i don't agree. i loved it. some of the shorts were a little obscure, but they were snapshots of a story unfinished that left you wondering, why should there always be an ending? to me, the films felt like an impressionists canvas, make of them what you will. i liked the obscure, the absurd, and the intenseness of them, sometimes with a serious theme, sometimes funny and absurd. it's refreshlingly different from your usual hollywood fish n chips.
Paris Je T'aime (15)
Time Out rating:
Time Out says
Posted: Tue Jun 26 200718 films, 20 directors, one city. Here’s how it goes: the looser the theme, the more erratic this sort of portmanteau-picture usually is, and, as themes go, the entire French capital is about as baggy as the shorts of an American tourist checking out paintings in the Loo-verer. It’s no shock then that this collection of films about love in the City of the Light, each written and directed by a different filmmaker from Tom Tykwer to Walter Salles, is a hit-and-miss affair that offers more pains than delights. The producers originally wanted one film for each of the city’s 20 arrondissements, but when two contributions fell short, they instead titled each of the films according to its neighbourhood-setting, so giving us Gus Van Sant’s ‘Le Marais’, Gurinder Chadha’s ‘Quais de Seine’ etc, each packaged with saccharine linking-shots of fireworks and the Eiffel Tower. The saving grace is that each director has crafted a city-story in their own image rather than adopting a tourist’s view; the let-down is that the quality is so haphazard.
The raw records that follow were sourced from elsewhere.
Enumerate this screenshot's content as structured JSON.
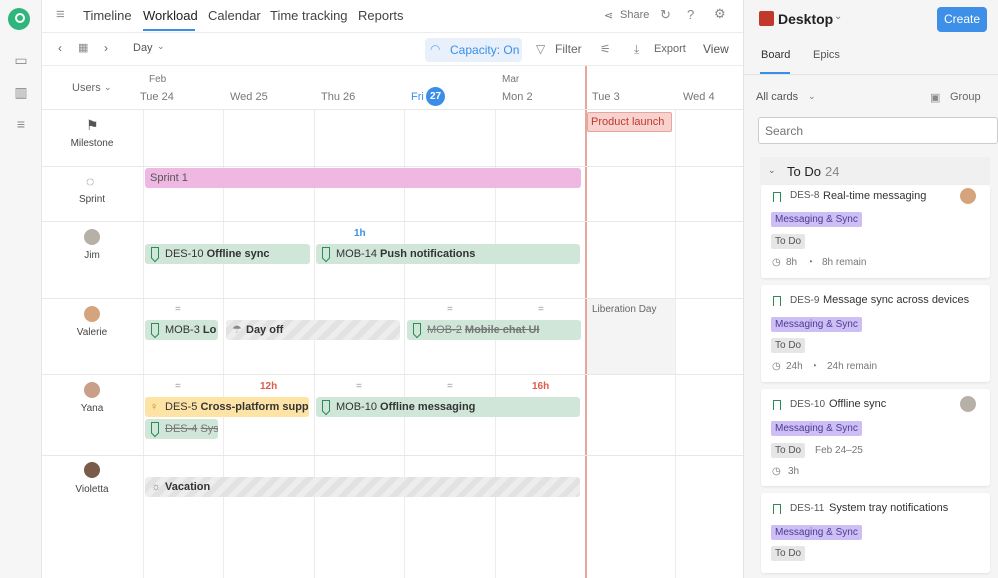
{
  "nav": {
    "tabs": [
      "Timeline",
      "Workload",
      "Calendar",
      "Time tracking",
      "Reports"
    ],
    "share": "Share"
  },
  "toolbar": {
    "zoom": "Day",
    "capacity": "Capacity: On",
    "filter": "Filter",
    "export": "Export",
    "view": "View"
  },
  "header": {
    "users_label": "Users",
    "months": [
      "Feb",
      "Mar"
    ],
    "days": [
      "Tue 24",
      "Wed 25",
      "Thu 26",
      "Fri",
      "Mon 2",
      "Tue 3",
      "Wed 4"
    ],
    "today": "27"
  },
  "rows": {
    "milestone": "Milestone",
    "sprint": "Sprint",
    "jim": "Jim",
    "valerie": "Valerie",
    "yana": "Yana",
    "violetta": "Violetta"
  },
  "bars": {
    "milestone": "Product launch",
    "sprint": "Sprint 1",
    "jim_cap": "1h",
    "jim_1_key": "DES-10",
    "jim_1_title": "Offline sync",
    "jim_2_key": "MOB-14",
    "jim_2_title": "Push notifications",
    "val_cap": [
      "=",
      "=",
      "="
    ],
    "val_1_key": "MOB-3",
    "val_1_title": "Lo",
    "val_dayoff": "Day off",
    "val_3_key": "MOB-2",
    "val_3_title": "Mobile chat UI",
    "holiday": "Liberation Day",
    "yana_cap": [
      "=",
      "12h",
      "=",
      "=",
      "16h"
    ],
    "yana_1_key": "DES-5",
    "yana_1_title": "Cross-platform suppo",
    "yana_2_key": "DES-4",
    "yana_2_title": "Sys",
    "yana_3_key": "MOB-10",
    "yana_3_title": "Offline messaging",
    "vio_vacation": "Vacation"
  },
  "panel": {
    "project": "Desktop",
    "create": "Create",
    "tabs": [
      "Board",
      "Epics"
    ],
    "filter": "All cards",
    "group": "Group",
    "search_placeholder": "Search",
    "column": {
      "title": "To Do",
      "count": "24"
    },
    "cards": [
      {
        "key": "DES-8",
        "title": "Real-time messaging",
        "tag": "Messaging & Sync",
        "status": "To Do",
        "est": "8h",
        "remain": "8h remain"
      },
      {
        "key": "DES-9",
        "title": "Message sync across devices",
        "tag": "Messaging & Sync",
        "status": "To Do",
        "est": "24h",
        "remain": "24h remain"
      },
      {
        "key": "DES-10",
        "title": "Offline sync",
        "tag": "Messaging & Sync",
        "status": "To Do",
        "dates": "Feb 24–25",
        "est": "3h"
      },
      {
        "key": "DES-11",
        "title": "System tray notifications",
        "tag": "Messaging & Sync",
        "status": "To Do"
      }
    ]
  },
  "colors": {
    "accent": "#3b8ee8",
    "task_green": "#cfe6d9",
    "milestone_red": "#f6c9c5",
    "sprint_pink": "#efb8e3",
    "tag_purple": "#cdbff5"
  }
}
Which segments succeed? Of several American contributions, Steve Buscemi as a nervy tourist on the Metro in the Coen brothers’ ‘Tuileries’ is a hoot, while Alexander Payne’s ‘14th Arrondissement’ is a sweet subversion of the stereotype of the visitor to Europe. Other hits include Oliver Schmitz’s moving snippet of an injured immigrant looking for help and Gérard Depardieu and Frédéric Auburtin’s capturing of a tender conversation between almost-divorcees played by Gena Rowlands and Ben Gazzara. The misses range from the excruciating – Sylvain Chomet’s mime artist and Chris Doyle’s Chinatown tale – to those too reliant on gags and punchlines such as the contributions from Van Sant and Alfonso Cuarón. Isn’t it telling that so few French directors joined the party? With the Olympics coming, a similar spin on London must be looming.
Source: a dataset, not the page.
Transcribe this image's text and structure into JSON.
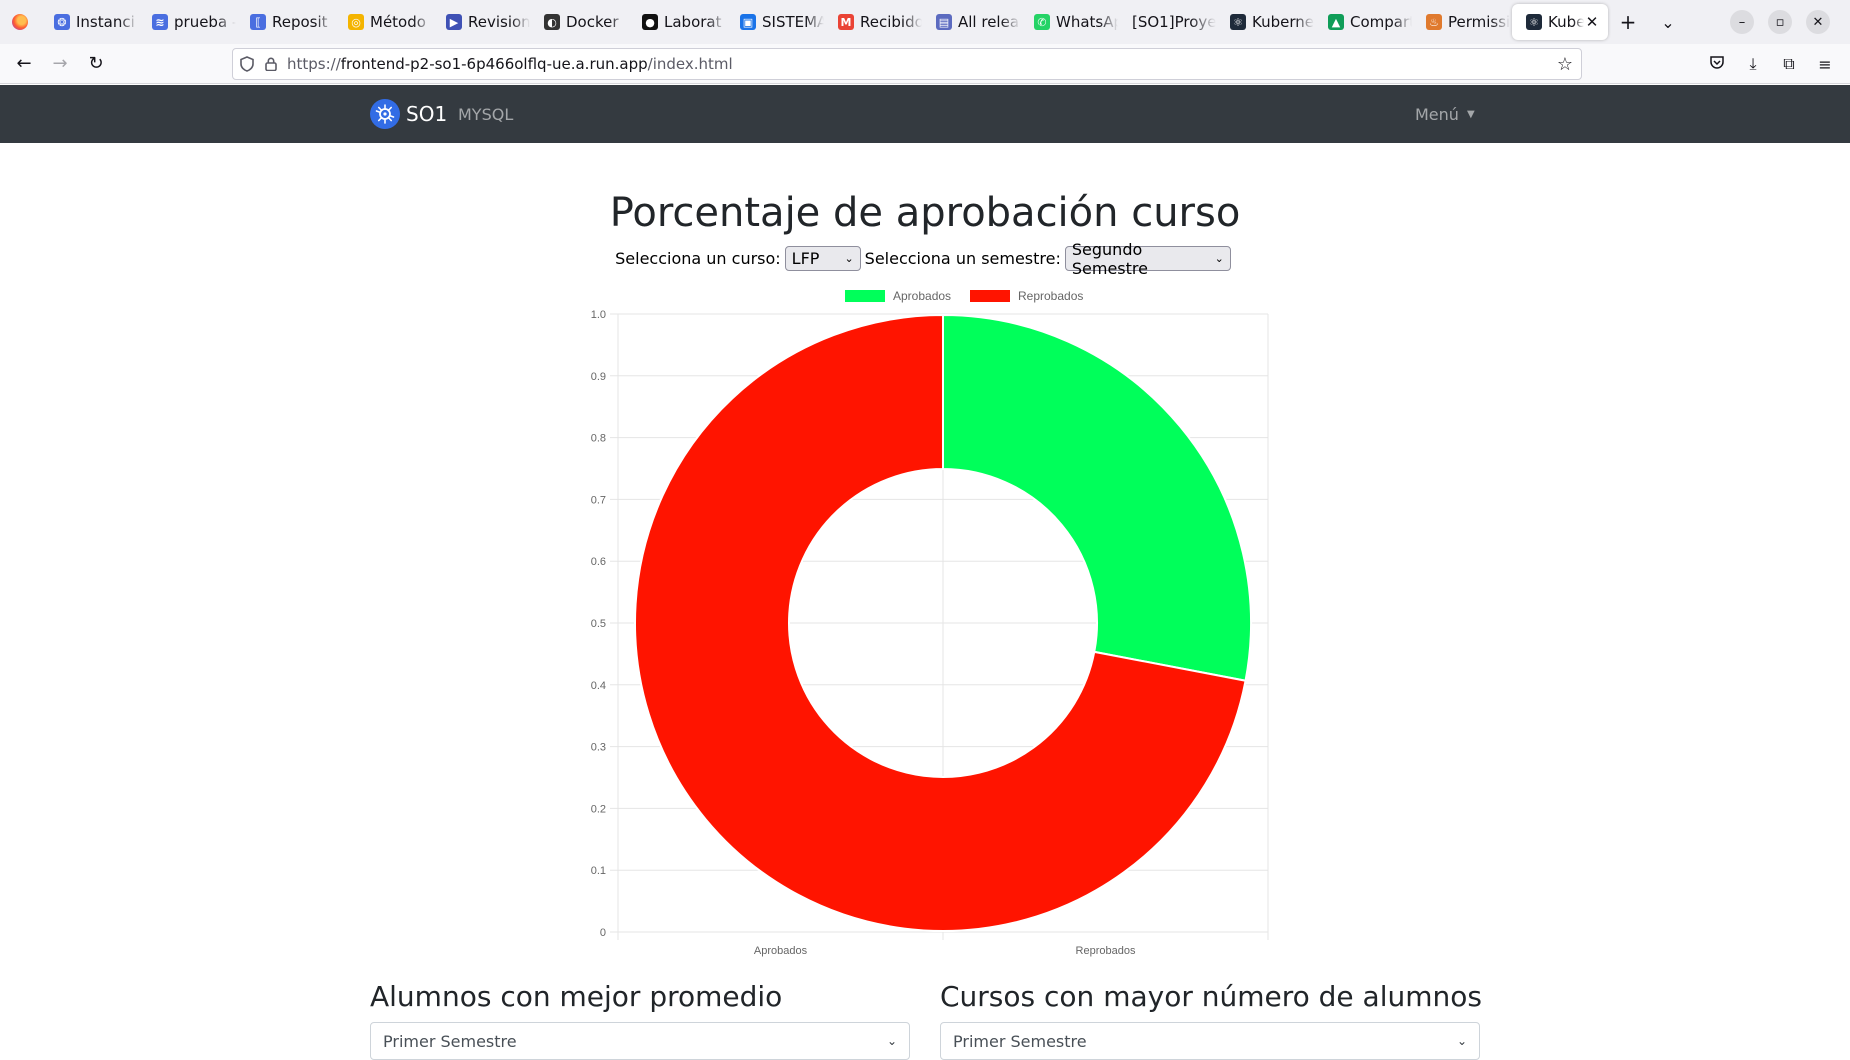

Author: Dave Calhoun
Fri Jun 29, 2007
Cast and crew
Gérard Sterin, Michael Seresin, Pascal Rabaud, David Quesemand, Matthieu Poirot-Delpech, Tetsuo Nagata, Pascal Marti, Kathy Li, Denis Lenoir, Jean-Claude Larrieu, Eric Guichard, Frank Griebe, Eric Gautier, Bruno Delbonnel, Michel Amathieu, Maxime Alexandre
Gus Van Sant, Tom Tykwer, Daniela Thomas, Nobuhiro Suwa, Oliver Schmitz, Walter Salles, Bruno Podalydès, Alexander Payne, Vincenzo Natali, Richard LaGravenese, Christopher Doyle, Gérard Depardieu, Alfonso Cuarón, Wes Craven, Isabel Coixet, Joel Coen, Ethan Coen, Sylvain Chomet, Gurinder Chadha, Emmanuel Benbihy, Frédéric Auburtin, Olivier Assayas
Natalie Portman, Catalina Sandino Moreno, Nick Nolte, Emily Mortimer, Margo Martindale, Bob Hoskins, Marianne Faithfull, Gérard Depardieu, Willem Dafoe, Sergio Castellitto, Juliette Binoche, Fanny Ardant, Steve Buscemi, Maggie Gyllenhaal, Gena Rowlands, Miranda Richardson, Ludivine Sagnier, Elijah Wood, Gaspard Ulliel, Rufus Sewell, Ben Gazzara